Jo’s Cervical Cancer Trust spread information and offer support so are well worth checking out if you’re worried. 22% of women do not attend their smear tests. I was one of those women and now I’m not so I’m sharing this in the hopes I can do my bit and talk about something that people are embarrassed about to normalize it and let you know if you’re scared, anxious and putting it off, you’re not alone. That’s normal, but it’s worth pushing through, gritting your teeth and getting it over and done with.

If you’re nervous, book one of the first appointments of the day. Mine was at 8:45am, before the majority of the appointments at my practice even start. This meant I wasn’t sitting about worrying all day. I got up, had a shower and was in there before they’d even managed to start running late. A miracle at my doctors surgery. Take paracetamol and ibuprofen beforehand if you can. I can’t take ibuprofen due to my autoimmune so my doctor actually recommended I take some codeine since I know the pain is an issue for me. Reward yourself with something yummy after.

Look, it wasn’t fun. Honestly? It was about 3 minutes of genuine discomfort.  Some of us get unlucky and it hurts and we get cramps and bleed – welcome to the sucky part of being a woman. But that’s still vastly preferable to cervical cancer. I look at my son and I know I need to be more responsible and keep on top of this moving forward. If not for me, then for the rest of my family who for some weird reason seem to quite like me so I’d best try to stick around.

If a nervous wreck like me can find the strength to go, so can you! Now to wait for the results, which is the hardest bit!

Edit: I just wanted to come back and update this. I’m in South Wales and the results took 5 and a half weeks to come back (which felt like a lifetime!) but were completely normal. This is something I will definitely keep on top of going forward!

Share this page with someone

6 thoughts on “Smear Time

  1. Debbie says:

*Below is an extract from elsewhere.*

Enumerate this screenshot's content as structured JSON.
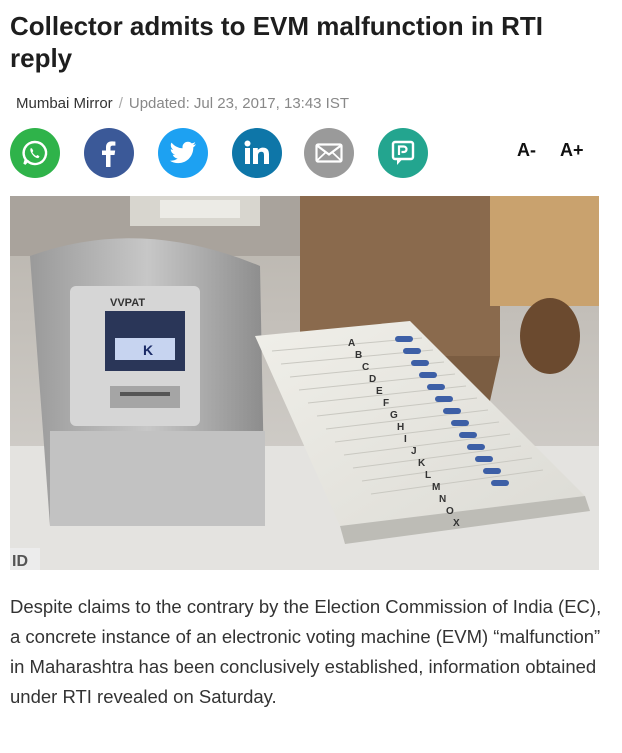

    Hi Christy, pap smears and ladies MOT’s are something we shouldn’t be embarrassed to talk about. The system here is a little different and women are encouraged to go for a checkup every year, that’s for a smear and an internal scan to check the ovaries and tubes and other weird and wonderful bits. I tend to go every eighteen months. My gynaecologist is a man and he is fantastic. Being a natural born chatter, especially when I’m nervous we have had the oddest of conversations whilst viewing my internals on a big screen… It’s a shame the Jade Goody effect didn’t last, if caught early we have a better chance of surviving cervical and ovarian cancer. And as you said waiting for the results is far worse than the actual examination.

    xx

    • Christy - WelshMum says:

      I think that’s actually a better way to do it! I think the fact that women don’t start having smears until 25 in the UK and then only ever 3 years means we don’t really get used to it and a lot of people avoid it and some women never go for them! If people had one every year it would just seem like a normal checkup that you go to.

  2. Fiona says:

    Thank you for sharing and raising awareness. I’m so happy your smear turned out normal this time and by going through with it, you’ll not have so many worries next time. I work in healthcare and just getting women thinking and talking about it can help save lives.

Leave a Reply

Your email address will not be published. Required fields are marked *